Advice for new faculty!

With graduation right around the corner, many soon-to-be PhDs and postdocs will be beginning their first role as a faculty member.  Earlier this semester, Penn’s Career Services hosted a First Generation Graduate Student Week, which included a panel of faculty who provided their insights as first-gen students, and what advice they would provide to other new faculty members.  Below is a snapshot of their thoughts based on their own personal experiences!

General thoughts and advice

  • Great to identify with the first gen experience, but not to define the person
  • Imposter syndrome sticks with you throughout your career – this is so common for faculty from all kinds of backgrounds and it is OK!
  • Be aware of and understand your own values – if you are unable to relocate because of family for new opportunities, that is OK
  • Hold on to your own values despite the advice of others
  • If you have relocated to a new city – take the time to explore your environment beyond your work and campus
  • Make decisions about what work you will take on consciously and deliberately
  • Find ways to identify affiliations that are both professional and personal!
  • Remember – it is NOT a mistake that you are there!  You are a new faculty member because you are qualified and valued!  You do not need to feel like you need to justify that you are where you are
  • Watch out for overcompensating – most new faculty do not know that they are doing this!  When you chose to do something for work that is “extra,” ask yourself, are you doing this because:
    • You like it (this is a good reason to do something!)
    • You think it will help you build your resume (this is a less good reason to do something)
  • Pay attention to what you are doing when time flies, and work to find a place in your institution which supports these activities – ask yourself whether you want to “live to work” or “work to live” as the institution can’t love you back

Finding mentors

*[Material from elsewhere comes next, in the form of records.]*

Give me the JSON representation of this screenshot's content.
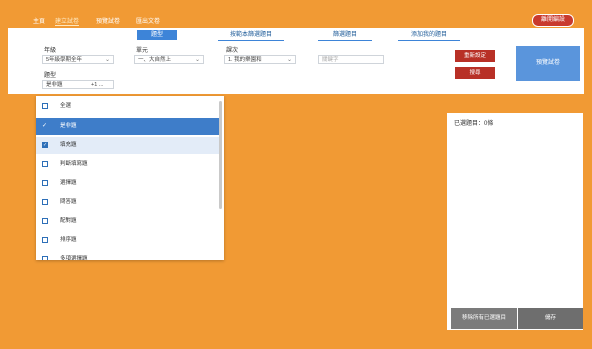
{
  "nav": {
    "crumbs": [
      "主頁",
      "建立試卷",
      "預覽試卷",
      "匯出文卷"
    ],
    "exit_label": "離開編設"
  },
  "tabs": {
    "t1": "題型",
    "t2": "按範本篩選題目",
    "t3": "篩選題目",
    "t4": "添加我的題目"
  },
  "filters": {
    "grade_label": "年級",
    "grade_value": "5年級學期全年",
    "unit_label": "單元",
    "unit_value": "一、大自然上",
    "lesson_label": "課次",
    "lesson_value": "1. 我的樂園和",
    "type_label": "題型",
    "type_value": "是非題",
    "type_extra": "+1 ...",
    "keyword_placeholder": "關鍵字"
  },
  "buttons": {
    "reset": "重新設定",
    "search": "搜尋",
    "preview": "預覽試卷"
  },
  "dropdown": {
    "items": [
      {
        "label": "全選",
        "state": "unchecked"
      },
      {
        "label": "是非題",
        "state": "selected"
      },
      {
        "label": "填充題",
        "state": "checked"
      },
      {
        "label": "判斷填寫題",
        "state": "unchecked"
      },
      {
        "label": "選擇題",
        "state": "unchecked"
      },
      {
        "label": "問答題",
        "state": "unchecked"
      },
      {
        "label": "配對題",
        "state": "unchecked"
      },
      {
        "label": "排序題",
        "state": "unchecked"
      },
      {
        "label": "多項選擇題",
        "state": "unchecked"
      }
    ]
  },
  "side": {
    "title": "已選題目：0條",
    "left_button": "移除所有已選題目",
    "right_button": "儲存"
  },
  "colors": {
    "background": "#f19a34",
    "accent_blue": "#3e7dc9",
    "danger_red": "#b83026"
  }
}
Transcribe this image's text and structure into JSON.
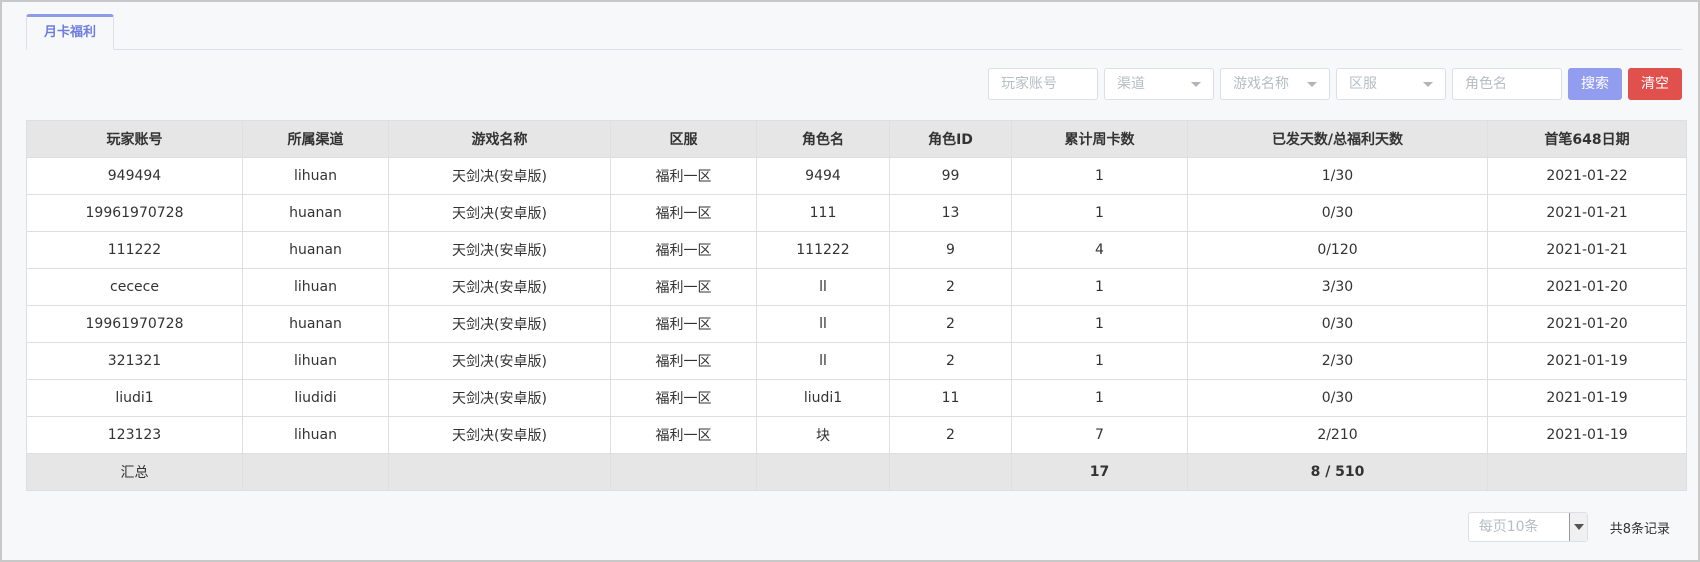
{
  "tabs": [
    {
      "label": "月卡福利"
    }
  ],
  "filters": {
    "account_placeholder": "玩家账号",
    "channel_placeholder": "渠道",
    "game_placeholder": "游戏名称",
    "server_placeholder": "区服",
    "role_placeholder": "角色名",
    "search_label": "搜索",
    "clear_label": "清空"
  },
  "table": {
    "headers": [
      "玩家账号",
      "所属渠道",
      "游戏名称",
      "区服",
      "角色名",
      "角色ID",
      "累计周卡数",
      "已发天数/总福利天数",
      "首笔648日期"
    ],
    "rows": [
      [
        "949494",
        "lihuan",
        "天剑决(安卓版)",
        "福利一区",
        "9494",
        "99",
        "1",
        "1/30",
        "2021-01-22"
      ],
      [
        "19961970728",
        "huanan",
        "天剑决(安卓版)",
        "福利一区",
        "111",
        "13",
        "1",
        "0/30",
        "2021-01-21"
      ],
      [
        "111222",
        "huanan",
        "天剑决(安卓版)",
        "福利一区",
        "111222",
        "9",
        "4",
        "0/120",
        "2021-01-21"
      ],
      [
        "cecece",
        "lihuan",
        "天剑决(安卓版)",
        "福利一区",
        "ll",
        "2",
        "1",
        "3/30",
        "2021-01-20"
      ],
      [
        "19961970728",
        "huanan",
        "天剑决(安卓版)",
        "福利一区",
        "ll",
        "2",
        "1",
        "0/30",
        "2021-01-20"
      ],
      [
        "321321",
        "lihuan",
        "天剑决(安卓版)",
        "福利一区",
        "ll",
        "2",
        "1",
        "2/30",
        "2021-01-19"
      ],
      [
        "liudi1",
        "liudidi",
        "天剑决(安卓版)",
        "福利一区",
        "liudi1",
        "11",
        "1",
        "0/30",
        "2021-01-19"
      ],
      [
        "123123",
        "lihuan",
        "天剑决(安卓版)",
        "福利一区",
        "块",
        "2",
        "7",
        "2/210",
        "2021-01-19"
      ]
    ],
    "summary": [
      "汇总",
      "",
      "",
      "",
      "",
      "",
      "17",
      "8 / 510",
      ""
    ]
  },
  "pager": {
    "page_size": "每页10条",
    "total": "共8条记录"
  },
  "colors": {
    "accent": "#939df0",
    "danger": "#e0504d",
    "header_bg": "#e6e6e6"
  }
}
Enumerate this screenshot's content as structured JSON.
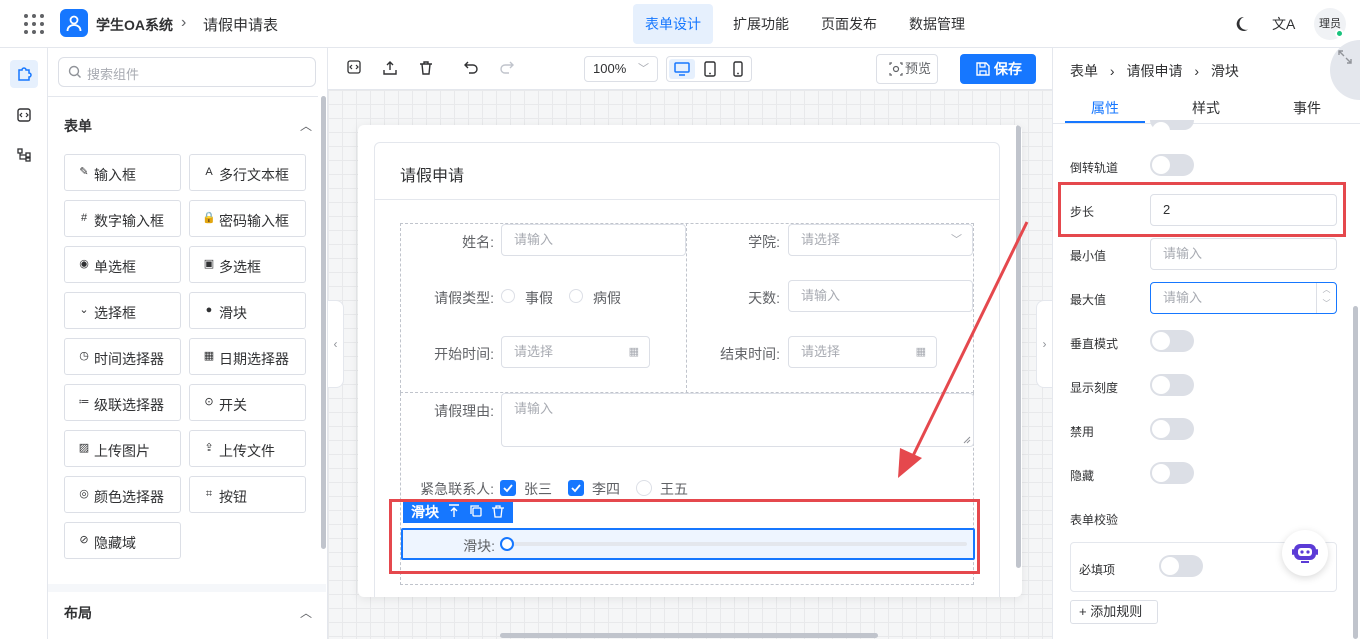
{
  "header": {
    "app_name": "学生OA系统",
    "crumb_sep": "›",
    "page_name": "请假申请表",
    "nav": [
      "表单设计",
      "扩展功能",
      "页面发布",
      "数据管理"
    ],
    "translate_glyph": "文A",
    "avatar_text": "理员"
  },
  "components": {
    "search_placeholder": "搜索组件",
    "section_form": "表单",
    "section_layout": "布局",
    "items": [
      {
        "label": "输入框",
        "icon": "pencil-icon",
        "glyph": "✎"
      },
      {
        "label": "多行文本框",
        "icon": "textarea-icon",
        "glyph": "A"
      },
      {
        "label": "数字输入框",
        "icon": "number-icon",
        "glyph": "#"
      },
      {
        "label": "密码输入框",
        "icon": "lock-icon",
        "glyph": "🔒"
      },
      {
        "label": "单选框",
        "icon": "radio-icon",
        "glyph": "◉"
      },
      {
        "label": "多选框",
        "icon": "checkbox-icon",
        "glyph": "▣"
      },
      {
        "label": "选择框",
        "icon": "select-icon",
        "glyph": "⌄"
      },
      {
        "label": "滑块",
        "icon": "slider-icon",
        "glyph": "●"
      },
      {
        "label": "时间选择器",
        "icon": "clock-icon",
        "glyph": "◷"
      },
      {
        "label": "日期选择器",
        "icon": "calendar-icon",
        "glyph": "▦"
      },
      {
        "label": "级联选择器",
        "icon": "cascader-icon",
        "glyph": "≔"
      },
      {
        "label": "开关",
        "icon": "switch-icon",
        "glyph": "⊙"
      },
      {
        "label": "上传图片",
        "icon": "image-icon",
        "glyph": "▨"
      },
      {
        "label": "上传文件",
        "icon": "upload-icon",
        "glyph": "⇪"
      },
      {
        "label": "颜色选择器",
        "icon": "palette-icon",
        "glyph": "◎"
      },
      {
        "label": "按钮",
        "icon": "button-icon",
        "glyph": "⌗"
      },
      {
        "label": "隐藏域",
        "icon": "eye-off-icon",
        "glyph": "⊘"
      }
    ]
  },
  "toolbar": {
    "zoom": "100%",
    "preview": "预览",
    "save": "保存"
  },
  "form": {
    "title": "请假申请",
    "name_label": "姓名:",
    "name_placeholder": "请输入",
    "college_label": "学院:",
    "college_placeholder": "请选择",
    "type_label": "请假类型:",
    "type_options": [
      "事假",
      "病假"
    ],
    "days_label": "天数:",
    "days_placeholder": "请输入",
    "start_label": "开始时间:",
    "start_placeholder": "请选择",
    "end_label": "结束时间:",
    "end_placeholder": "请选择",
    "reason_label": "请假理由:",
    "reason_placeholder": "请输入",
    "contact_label": "紧急联系人:",
    "contacts": [
      {
        "name": "张三",
        "checked": true
      },
      {
        "name": "李四",
        "checked": true
      },
      {
        "name": "王五",
        "checked": false
      }
    ],
    "slider_tag": "滑块",
    "slider_label": "滑块:"
  },
  "props": {
    "crumb": [
      "表单",
      "请假申请",
      "滑块"
    ],
    "crumb_sep": "›",
    "tabs": [
      "属性",
      "样式",
      "事件"
    ],
    "rows": {
      "reverse_track": "倒转轨道",
      "step_label": "步长",
      "step_value": "2",
      "min_label": "最小值",
      "min_placeholder": "请输入",
      "max_label": "最大值",
      "max_placeholder": "请输入",
      "vertical": "垂直模式",
      "show_ticks": "显示刻度",
      "disabled": "禁用",
      "hidden": "隐藏",
      "validation": "表单校验",
      "required": "必填项",
      "add_rule": "+ 添加规则"
    }
  },
  "colors": {
    "primary": "#1677ff",
    "highlight": "#e5484d"
  }
}
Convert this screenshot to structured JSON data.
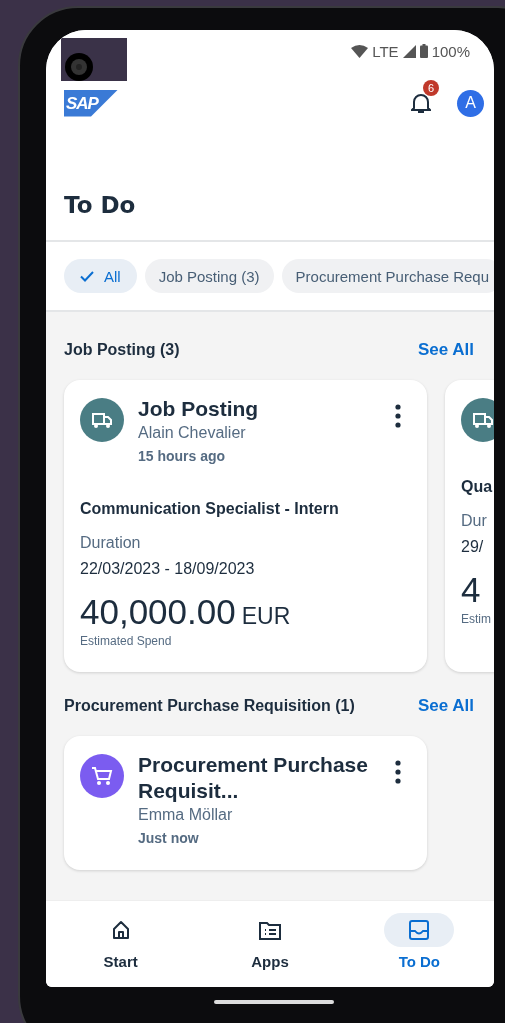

  • Seeking out good mentors is key – don’t wait for them to come to you
  • Asking for help is hard to do but it critically important – you will need to do this throughout your career, so starting now is a great time
  • Mentors are critically important, but remember, they don’t have all the answers, either!
  • The reality is that you don’t know what you don’t know – but there is not one person who knows everything – a group of diverse mentors to draw from is ideal
  • If you can find formal mentoring programs, by all means, apply!  But feel free to cold call (or email) people as well, as the worst they will do is not respond or say no
  • Disconnect mentoring from pressure – a lot of the professional faculty path has been based on the pressure from mentors – be able to differentiate between advice and pressure
  • It is OK to reject some of your advisor’s advice – your own values and expectations are what matter the most

Great Resources

As always, PhD students and postdocs are welcome to schedule an appointment with a career adviser to chat about their interests in academic jobs!

By Dianne Hull
Dianne Hull Senior Associate Director, Graduate Students & Postdocs